16. Adler MW. College on problems of drug dependence, special report: Human subject issues in drug abuse research.Drug and Alcohol Dependence1995;37:165-175; Charland LC. Cynthia’s dilemma: Consenting to heroin prescription.American Journal of Bioethics2002;2:37-47; Cohen PJ. Untreated addiction imposes an ethical bar to recruiting addicts for nontherapeutic studies of addictive drugs.Journal of Law, Medicine & Ethics2002;30:73-81; see ref. 9, Fisher 2004.
17. Harrison K, Vlahov D, Jones K, et al. Medical eligibility, comprehension of the consent process, and retention of injection drug users recruited for an HIV vaccine trial.Journal of Acquired Immune Deficiency Syndromes and Human Retrovirology1995;10:386-390.
18. See ref. 14, Kleiman 2003, Leshner 1997.
19. See ref. 4, Horng and Grady 2003.
20. See ref. 11, Jansen 2006.
21. See ref. 2, Appelbaum et al. 2004; see ref. 4, Horng and Grady 2003.
22. Krueger RA.Analyzing and Reporting Focus Group Results.
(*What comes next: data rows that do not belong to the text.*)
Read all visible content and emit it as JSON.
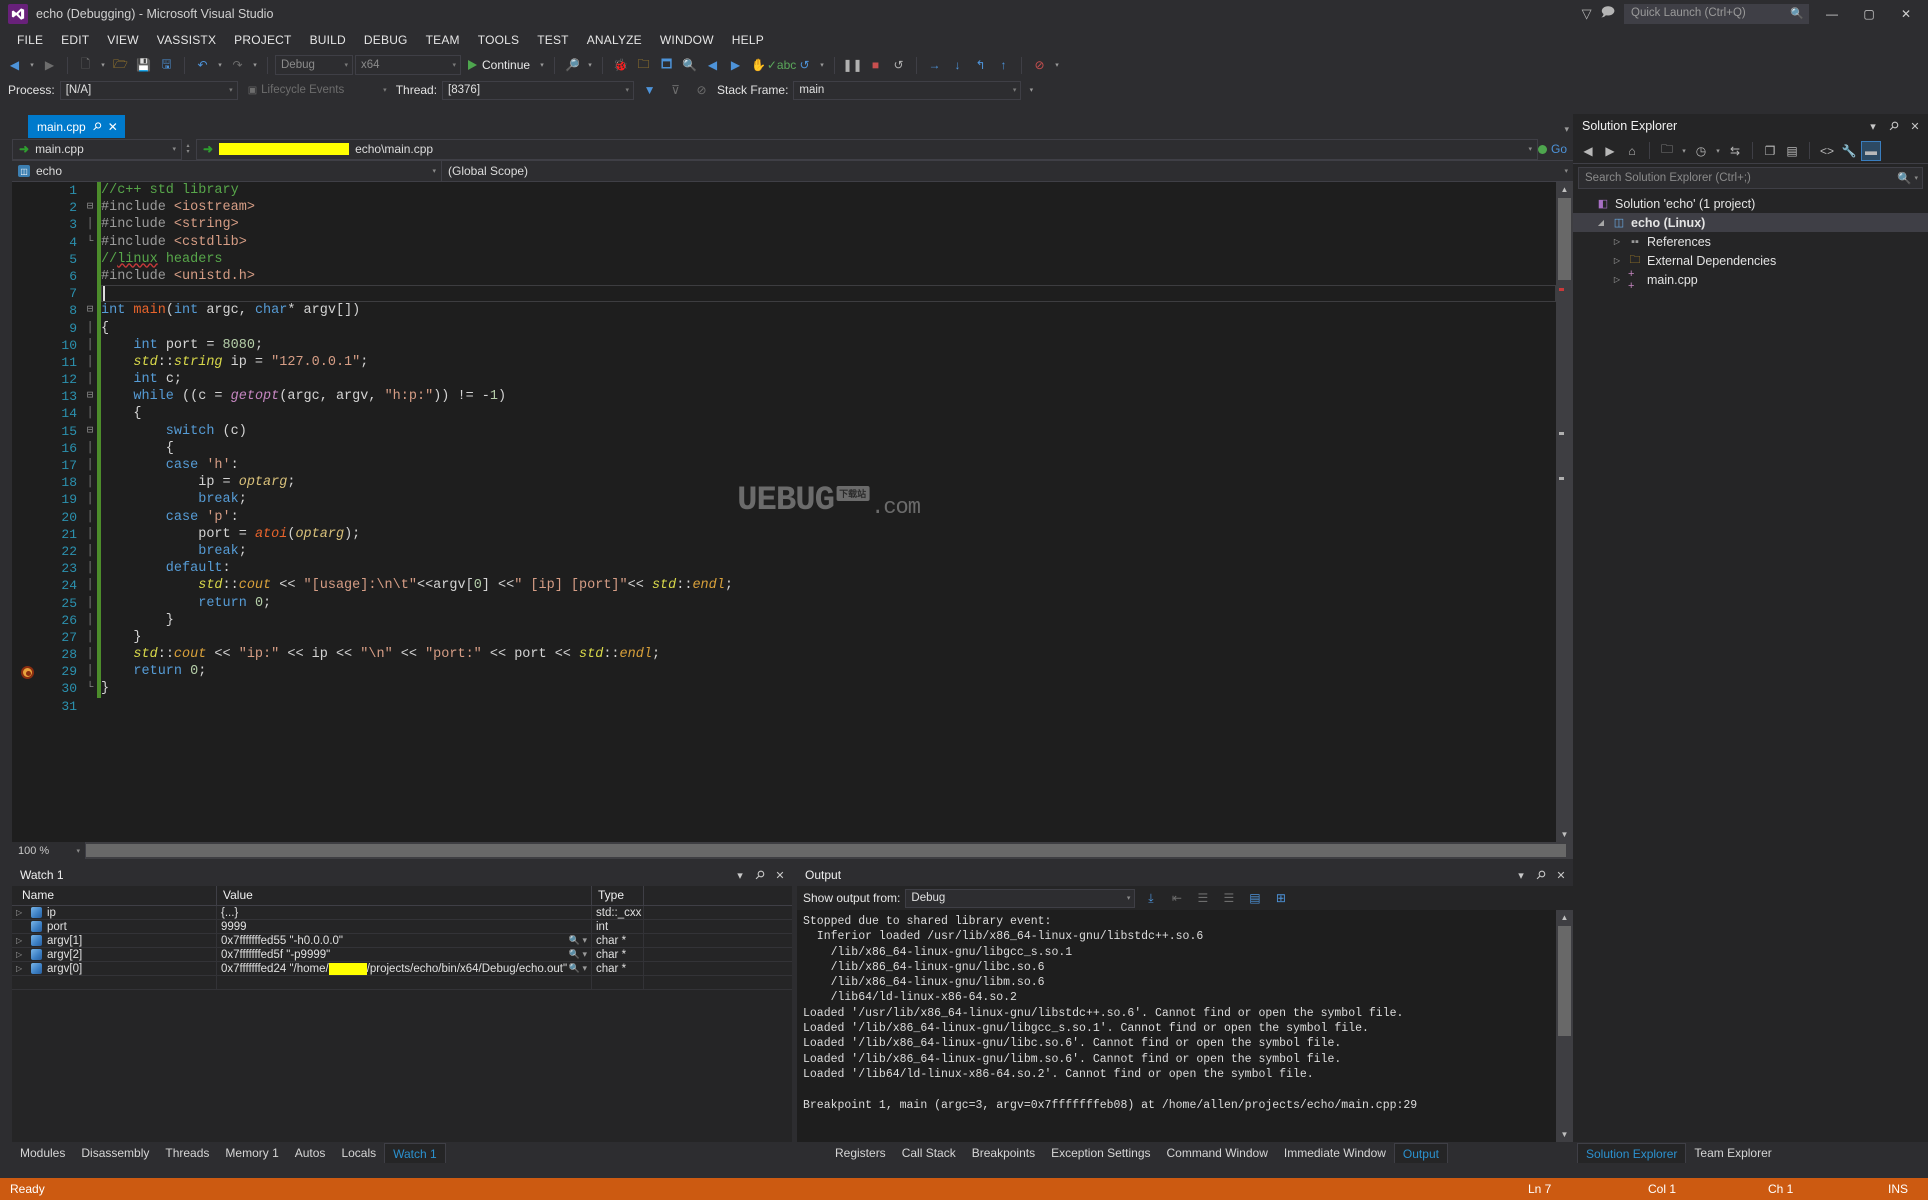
{
  "window": {
    "title": "echo (Debugging) - Microsoft Visual Studio",
    "logo_text": "▶◣",
    "minimize": "—",
    "maximize": "▢",
    "close": "✕",
    "filter_icon": "▽",
    "feedback_icon": "🗩"
  },
  "quick_launch": {
    "placeholder": "Quick Launch (Ctrl+Q)",
    "icon": "🔍"
  },
  "menu": {
    "items": [
      "FILE",
      "EDIT",
      "VIEW",
      "VASSISTX",
      "PROJECT",
      "BUILD",
      "DEBUG",
      "TEAM",
      "TOOLS",
      "TEST",
      "ANALYZE",
      "WINDOW",
      "HELP"
    ]
  },
  "toolbar": {
    "nav_back": "◀",
    "nav_forward": "▶",
    "new_item": "🗋",
    "open_file": "🗁",
    "save": "💾",
    "save_all": "🖫",
    "undo": "↶",
    "redo": "↷",
    "config": "Debug",
    "platform": "x64",
    "continue_label": "Continue",
    "find_icon": "🔎",
    "bug_icon": "🐞",
    "folder_icon": "🗀",
    "search_icon": "🔍",
    "prev_icon": "◀",
    "next_icon": "▶",
    "hand_icon": "✋",
    "abc_icon": "✓abc",
    "window_icon": "🗖",
    "pause_icon": "❚❚",
    "stop_icon": "■",
    "restart_icon": "↺",
    "step_over_icon": "→",
    "step_into_icon": "↓",
    "step_out_icon": "↰",
    "step_up_icon": "↑",
    "breakpoints_icon": "⊘"
  },
  "debug_bar": {
    "process_label": "Process:",
    "process_value": "[N/A]",
    "lifecycle_label": "Lifecycle Events",
    "thread_label": "Thread:",
    "thread_value": "[8376]",
    "stackframe_label": "Stack Frame:",
    "stackframe_value": "main",
    "filter_icon": "▼",
    "filter2_icon": "⊽",
    "nofilter_icon": "⊘"
  },
  "editor": {
    "tab_label": "main.cpp",
    "tab_pin": "📌",
    "tab_close": "✕",
    "nav_left_value": "main.cpp",
    "nav_path_suffix": "echo\\main.cpp",
    "nav_path_redacted": true,
    "go_label": "Go",
    "scope_left": "echo",
    "scope_right": "(Global Scope)",
    "zoom_level": "100 %",
    "line_count": 31,
    "breakpoint_line": 29,
    "cursor_line": 7,
    "lines": [
      {
        "n": 1,
        "fold": "",
        "tokens": [
          {
            "t": "//c++ std library",
            "c": "c-com"
          }
        ]
      },
      {
        "n": 2,
        "fold": "⊟",
        "tokens": [
          {
            "t": "#include ",
            "c": "c-pre"
          },
          {
            "t": "<iostream>",
            "c": "c-inc"
          }
        ]
      },
      {
        "n": 3,
        "fold": "│",
        "tokens": [
          {
            "t": "#include ",
            "c": "c-pre"
          },
          {
            "t": "<string>",
            "c": "c-inc"
          }
        ]
      },
      {
        "n": 4,
        "fold": "└",
        "tokens": [
          {
            "t": "#include ",
            "c": "c-pre"
          },
          {
            "t": "<cstdlib>",
            "c": "c-inc"
          }
        ]
      },
      {
        "n": 5,
        "fold": "",
        "tokens": [
          {
            "t": "//",
            "c": "c-com"
          },
          {
            "t": "linux",
            "c": "c-com squiggle"
          },
          {
            "t": " headers",
            "c": "c-com"
          }
        ]
      },
      {
        "n": 6,
        "fold": "",
        "tokens": [
          {
            "t": "#include ",
            "c": "c-pre"
          },
          {
            "t": "<unistd.h>",
            "c": "c-inc"
          }
        ]
      },
      {
        "n": 7,
        "fold": "",
        "tokens": []
      },
      {
        "n": 8,
        "fold": "⊟",
        "tokens": [
          {
            "t": "int ",
            "c": "c-key"
          },
          {
            "t": "main",
            "c": "c-main"
          },
          {
            "t": "(",
            "c": "c-id"
          },
          {
            "t": "int",
            "c": "c-key"
          },
          {
            "t": " argc, ",
            "c": "c-id"
          },
          {
            "t": "char",
            "c": "c-key"
          },
          {
            "t": "* argv[])",
            "c": "c-id"
          }
        ]
      },
      {
        "n": 9,
        "fold": "│",
        "tokens": [
          {
            "t": "{",
            "c": "c-id"
          }
        ]
      },
      {
        "n": 10,
        "fold": "│",
        "tokens": [
          {
            "t": "    int",
            "c": "c-key"
          },
          {
            "t": " port = ",
            "c": "c-id"
          },
          {
            "t": "8080",
            "c": "c-num"
          },
          {
            "t": ";",
            "c": "c-id"
          }
        ]
      },
      {
        "n": 11,
        "fold": "│",
        "tokens": [
          {
            "t": "    ",
            "c": "c-id"
          },
          {
            "t": "std",
            "c": "c-ns"
          },
          {
            "t": "::",
            "c": "c-id"
          },
          {
            "t": "string",
            "c": "c-ns"
          },
          {
            "t": " ip = ",
            "c": "c-id"
          },
          {
            "t": "\"127.0.0.1\"",
            "c": "c-str"
          },
          {
            "t": ";",
            "c": "c-id"
          }
        ]
      },
      {
        "n": 12,
        "fold": "│",
        "tokens": [
          {
            "t": "    int",
            "c": "c-key"
          },
          {
            "t": " c;",
            "c": "c-id"
          }
        ]
      },
      {
        "n": 13,
        "fold": "⊟",
        "tokens": [
          {
            "t": "    while",
            "c": "c-key"
          },
          {
            "t": " ((c = ",
            "c": "c-id"
          },
          {
            "t": "getopt",
            "c": "c-fn2"
          },
          {
            "t": "(argc, argv, ",
            "c": "c-id"
          },
          {
            "t": "\"h:p:\"",
            "c": "c-str"
          },
          {
            "t": ")) != -",
            "c": "c-id"
          },
          {
            "t": "1",
            "c": "c-num"
          },
          {
            "t": ")",
            "c": "c-id"
          }
        ]
      },
      {
        "n": 14,
        "fold": "│",
        "tokens": [
          {
            "t": "    {",
            "c": "c-id"
          }
        ]
      },
      {
        "n": 15,
        "fold": "⊟",
        "tokens": [
          {
            "t": "        switch",
            "c": "c-key"
          },
          {
            "t": " (c)",
            "c": "c-id"
          }
        ]
      },
      {
        "n": 16,
        "fold": "│",
        "tokens": [
          {
            "t": "        {",
            "c": "c-id"
          }
        ]
      },
      {
        "n": 17,
        "fold": "│",
        "tokens": [
          {
            "t": "        case ",
            "c": "c-key"
          },
          {
            "t": "'h'",
            "c": "c-str"
          },
          {
            "t": ":",
            "c": "c-id"
          }
        ]
      },
      {
        "n": 18,
        "fold": "│",
        "tokens": [
          {
            "t": "            ip = ",
            "c": "c-id"
          },
          {
            "t": "optarg",
            "c": "c-var"
          },
          {
            "t": ";",
            "c": "c-id"
          }
        ]
      },
      {
        "n": 19,
        "fold": "│",
        "tokens": [
          {
            "t": "            break",
            "c": "c-key"
          },
          {
            "t": ";",
            "c": "c-id"
          }
        ]
      },
      {
        "n": 20,
        "fold": "│",
        "tokens": [
          {
            "t": "        case ",
            "c": "c-key"
          },
          {
            "t": "'p'",
            "c": "c-str"
          },
          {
            "t": ":",
            "c": "c-id"
          }
        ]
      },
      {
        "n": 21,
        "fold": "│",
        "tokens": [
          {
            "t": "            port = ",
            "c": "c-id"
          },
          {
            "t": "atoi",
            "c": "c-fn3"
          },
          {
            "t": "(",
            "c": "c-id"
          },
          {
            "t": "optarg",
            "c": "c-var"
          },
          {
            "t": ");",
            "c": "c-id"
          }
        ]
      },
      {
        "n": 22,
        "fold": "│",
        "tokens": [
          {
            "t": "            break",
            "c": "c-key"
          },
          {
            "t": ";",
            "c": "c-id"
          }
        ]
      },
      {
        "n": 23,
        "fold": "│",
        "tokens": [
          {
            "t": "        default",
            "c": "c-key"
          },
          {
            "t": ":",
            "c": "c-id"
          }
        ]
      },
      {
        "n": 24,
        "fold": "│",
        "tokens": [
          {
            "t": "            ",
            "c": "c-id"
          },
          {
            "t": "std",
            "c": "c-ns"
          },
          {
            "t": "::",
            "c": "c-id"
          },
          {
            "t": "cout",
            "c": "c-mem"
          },
          {
            "t": " << ",
            "c": "c-id"
          },
          {
            "t": "\"[usage]:\\n\\t\"",
            "c": "c-str"
          },
          {
            "t": "<<argv[",
            "c": "c-id"
          },
          {
            "t": "0",
            "c": "c-num"
          },
          {
            "t": "] <<",
            "c": "c-id"
          },
          {
            "t": "\" [ip] [port]\"",
            "c": "c-str"
          },
          {
            "t": "<< ",
            "c": "c-id"
          },
          {
            "t": "std",
            "c": "c-ns"
          },
          {
            "t": "::",
            "c": "c-id"
          },
          {
            "t": "endl",
            "c": "c-mem"
          },
          {
            "t": ";",
            "c": "c-id"
          }
        ]
      },
      {
        "n": 25,
        "fold": "│",
        "tokens": [
          {
            "t": "            return ",
            "c": "c-key"
          },
          {
            "t": "0",
            "c": "c-num"
          },
          {
            "t": ";",
            "c": "c-id"
          }
        ]
      },
      {
        "n": 26,
        "fold": "│",
        "tokens": [
          {
            "t": "        }",
            "c": "c-id"
          }
        ]
      },
      {
        "n": 27,
        "fold": "│",
        "tokens": [
          {
            "t": "    }",
            "c": "c-id"
          }
        ]
      },
      {
        "n": 28,
        "fold": "│",
        "tokens": [
          {
            "t": "    ",
            "c": "c-id"
          },
          {
            "t": "std",
            "c": "c-ns"
          },
          {
            "t": "::",
            "c": "c-id"
          },
          {
            "t": "cout",
            "c": "c-mem"
          },
          {
            "t": " << ",
            "c": "c-id"
          },
          {
            "t": "\"ip:\"",
            "c": "c-str"
          },
          {
            "t": " << ip << ",
            "c": "c-id"
          },
          {
            "t": "\"\\n\"",
            "c": "c-str"
          },
          {
            "t": " << ",
            "c": "c-id"
          },
          {
            "t": "\"port:\"",
            "c": "c-str"
          },
          {
            "t": " << port << ",
            "c": "c-id"
          },
          {
            "t": "std",
            "c": "c-ns"
          },
          {
            "t": "::",
            "c": "c-id"
          },
          {
            "t": "endl",
            "c": "c-mem"
          },
          {
            "t": ";",
            "c": "c-id"
          }
        ]
      },
      {
        "n": 29,
        "fold": "│",
        "tokens": [
          {
            "t": "    return ",
            "c": "c-key"
          },
          {
            "t": "0",
            "c": "c-num"
          },
          {
            "t": ";",
            "c": "c-id"
          }
        ]
      },
      {
        "n": 30,
        "fold": "└",
        "tokens": [
          {
            "t": "}",
            "c": "c-id"
          }
        ]
      },
      {
        "n": 31,
        "fold": "",
        "tokens": []
      }
    ],
    "watermark": {
      "main": "UEBUG",
      "badge": "下载站",
      "suffix": ".com"
    }
  },
  "solution_explorer": {
    "title": "Solution Explorer",
    "dropdown_icon": "▾",
    "pin_icon": "📌",
    "close_icon": "✕",
    "search_placeholder": "Search Solution Explorer (Ctrl+;)",
    "search_icon": "🔍",
    "toolbar": [
      {
        "name": "back-icon",
        "glyph": "◀"
      },
      {
        "name": "forward-icon",
        "glyph": "▶"
      },
      {
        "name": "home-icon",
        "glyph": "⌂"
      },
      {
        "name": "new-folder-icon",
        "glyph": "🗀"
      },
      {
        "name": "pending-changes-icon",
        "glyph": "◷"
      },
      {
        "name": "sync-icon",
        "glyph": "⇆"
      },
      {
        "name": "refresh-icon",
        "glyph": "❐"
      },
      {
        "name": "collapse-all-icon",
        "glyph": "▤"
      },
      {
        "name": "show-all-files-icon",
        "glyph": "<>"
      },
      {
        "name": "properties-icon",
        "glyph": "🔧"
      },
      {
        "name": "preview-icon",
        "glyph": "▬"
      }
    ],
    "tree": [
      {
        "level": 0,
        "expander": "",
        "icon": "◧",
        "icon_color": "#a86fc4",
        "label": "Solution 'echo' (1 project)",
        "selected": false,
        "bold": false
      },
      {
        "level": 1,
        "expander": "◢",
        "icon": "◫",
        "icon_color": "#68a8e0",
        "label": "echo (Linux)",
        "selected": true,
        "bold": true
      },
      {
        "level": 2,
        "expander": "▷",
        "icon": "▪▪",
        "icon_color": "#9a9a9a",
        "label": "References",
        "selected": false,
        "bold": false
      },
      {
        "level": 2,
        "expander": "▷",
        "icon": "🗀",
        "icon_color": "#d8a429",
        "label": "External Dependencies",
        "selected": false,
        "bold": false
      },
      {
        "level": 2,
        "expander": "▷",
        "icon": "+ +",
        "icon_color": "#c586c0",
        "label": "main.cpp",
        "selected": false,
        "bold": false
      }
    ]
  },
  "watch": {
    "title": "Watch 1",
    "dropdown_icon": "▾",
    "pin_icon": "📌",
    "close_icon": "✕",
    "columns": [
      "Name",
      "Value",
      "Type"
    ],
    "rows": [
      {
        "expander": "▷",
        "name": "ip",
        "value": "{...}",
        "type": "std::_cxx",
        "redacted": false
      },
      {
        "expander": "",
        "name": "port",
        "value": "9999",
        "type": "int",
        "redacted": false
      },
      {
        "expander": "▷",
        "name": "argv[1]",
        "value": "0x7fffffffed55 \"-h0.0.0.0\"",
        "type": "char *",
        "redacted": false
      },
      {
        "expander": "▷",
        "name": "argv[2]",
        "value": "0x7fffffffed5f \"-p9999\"",
        "type": "char *",
        "redacted": false
      },
      {
        "expander": "▷",
        "name": "argv[0]",
        "value": "0x7fffffffed24 \"/home/",
        "value_suffix": "/projects/echo/bin/x64/Debug/echo.out\"",
        "type": "char *",
        "redacted": true
      }
    ],
    "magnifier_icon": "🔍"
  },
  "output": {
    "title": "Output",
    "dropdown_icon": "▾",
    "pin_icon": "📌",
    "close_icon": "✕",
    "show_output_label": "Show output from:",
    "source": "Debug",
    "toolbar_icons": [
      "⤓",
      "⇤",
      "☰",
      "☰",
      "▤",
      "⊞"
    ],
    "text": "Stopped due to shared library event:\n  Inferior loaded /usr/lib/x86_64-linux-gnu/libstdc++.so.6\n    /lib/x86_64-linux-gnu/libgcc_s.so.1\n    /lib/x86_64-linux-gnu/libc.so.6\n    /lib/x86_64-linux-gnu/libm.so.6\n    /lib64/ld-linux-x86-64.so.2\nLoaded '/usr/lib/x86_64-linux-gnu/libstdc++.so.6'. Cannot find or open the symbol file.\nLoaded '/lib/x86_64-linux-gnu/libgcc_s.so.1'. Cannot find or open the symbol file.\nLoaded '/lib/x86_64-linux-gnu/libc.so.6'. Cannot find or open the symbol file.\nLoaded '/lib/x86_64-linux-gnu/libm.so.6'. Cannot find or open the symbol file.\nLoaded '/lib64/ld-linux-x86-64.so.2'. Cannot find or open the symbol file.\n\nBreakpoint 1, main (argc=3, argv=0x7fffffffeb08) at /home/allen/projects/echo/main.cpp:29"
  },
  "bottom_tabs_left": [
    {
      "label": "Modules",
      "active": false
    },
    {
      "label": "Disassembly",
      "active": false
    },
    {
      "label": "Threads",
      "active": false
    },
    {
      "label": "Memory 1",
      "active": false
    },
    {
      "label": "Autos",
      "active": false
    },
    {
      "label": "Locals",
      "active": false
    },
    {
      "label": "Watch 1",
      "active": true
    }
  ],
  "bottom_tabs_right": [
    {
      "label": "Registers",
      "active": false
    },
    {
      "label": "Call Stack",
      "active": false
    },
    {
      "label": "Breakpoints",
      "active": false
    },
    {
      "label": "Exception Settings",
      "active": false
    },
    {
      "label": "Command Window",
      "active": false
    },
    {
      "label": "Immediate Window",
      "active": false
    },
    {
      "label": "Output",
      "active": true
    }
  ],
  "right_dock_tabs": [
    {
      "label": "Solution Explorer",
      "active": true
    },
    {
      "label": "Team Explorer",
      "active": false
    }
  ],
  "statusbar": {
    "message": "Ready",
    "line": "Ln 7",
    "col": "Col 1",
    "ch": "Ch 1",
    "insert_mode": "INS"
  },
  "colors": {
    "accent_blue": "#007acc",
    "status_orange": "#cc5a11",
    "chrome_dark": "#2d2d30",
    "editor_bg": "#1e1e1e",
    "panel_bg": "#252526",
    "redaction_yellow": "#ffff00"
  }
}
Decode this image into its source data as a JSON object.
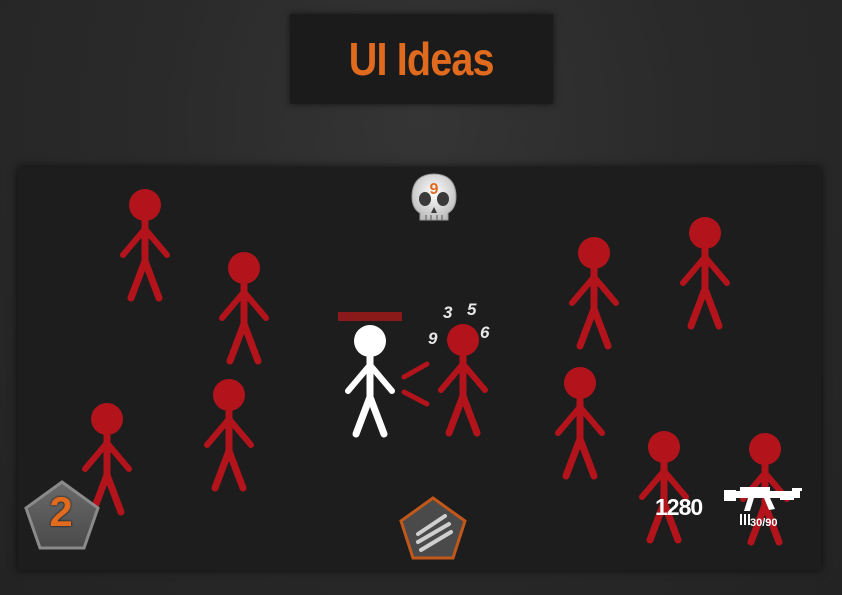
{
  "title": "UI Ideas",
  "hud": {
    "score": "1280",
    "ammo": "30/90",
    "wave": "2",
    "kill_count": "9",
    "player_health": 1.0
  },
  "damage_numbers": [
    "3",
    "5",
    "9",
    "6"
  ],
  "colors": {
    "accent": "#e06a1e",
    "enemy": "#b3141c",
    "player": "#ffffff",
    "health_bar": "#8a1a1a"
  },
  "icons": {
    "kill_counter": "skull-icon",
    "weapon": "assault-rifle-icon",
    "ammo": "bullets-icon",
    "ability": "claw-slash-icon",
    "wave_badge": "pentagon-badge-icon"
  }
}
Thousand Oaks, CA: Sage, 1998.
23. Guba EG, Lincoln YS. Epistemological and methodological bases of naturalistic inquiry.Educational Communication and Technology Journal1982;30:233-253.
24. See ref. 10, Fisher and Wallace 2000.
Celia B. Fisher, Matthew Oransky, Meena Mahadevan, Merrill Singer, Greg Mirhej, and Derrick Hodge, “Marginalized Populations and Drug Addiction Research: Realism, Mistrust, and Misconception,”IRB: Ethics & Human Research30, no. 3 (2008): 1-9.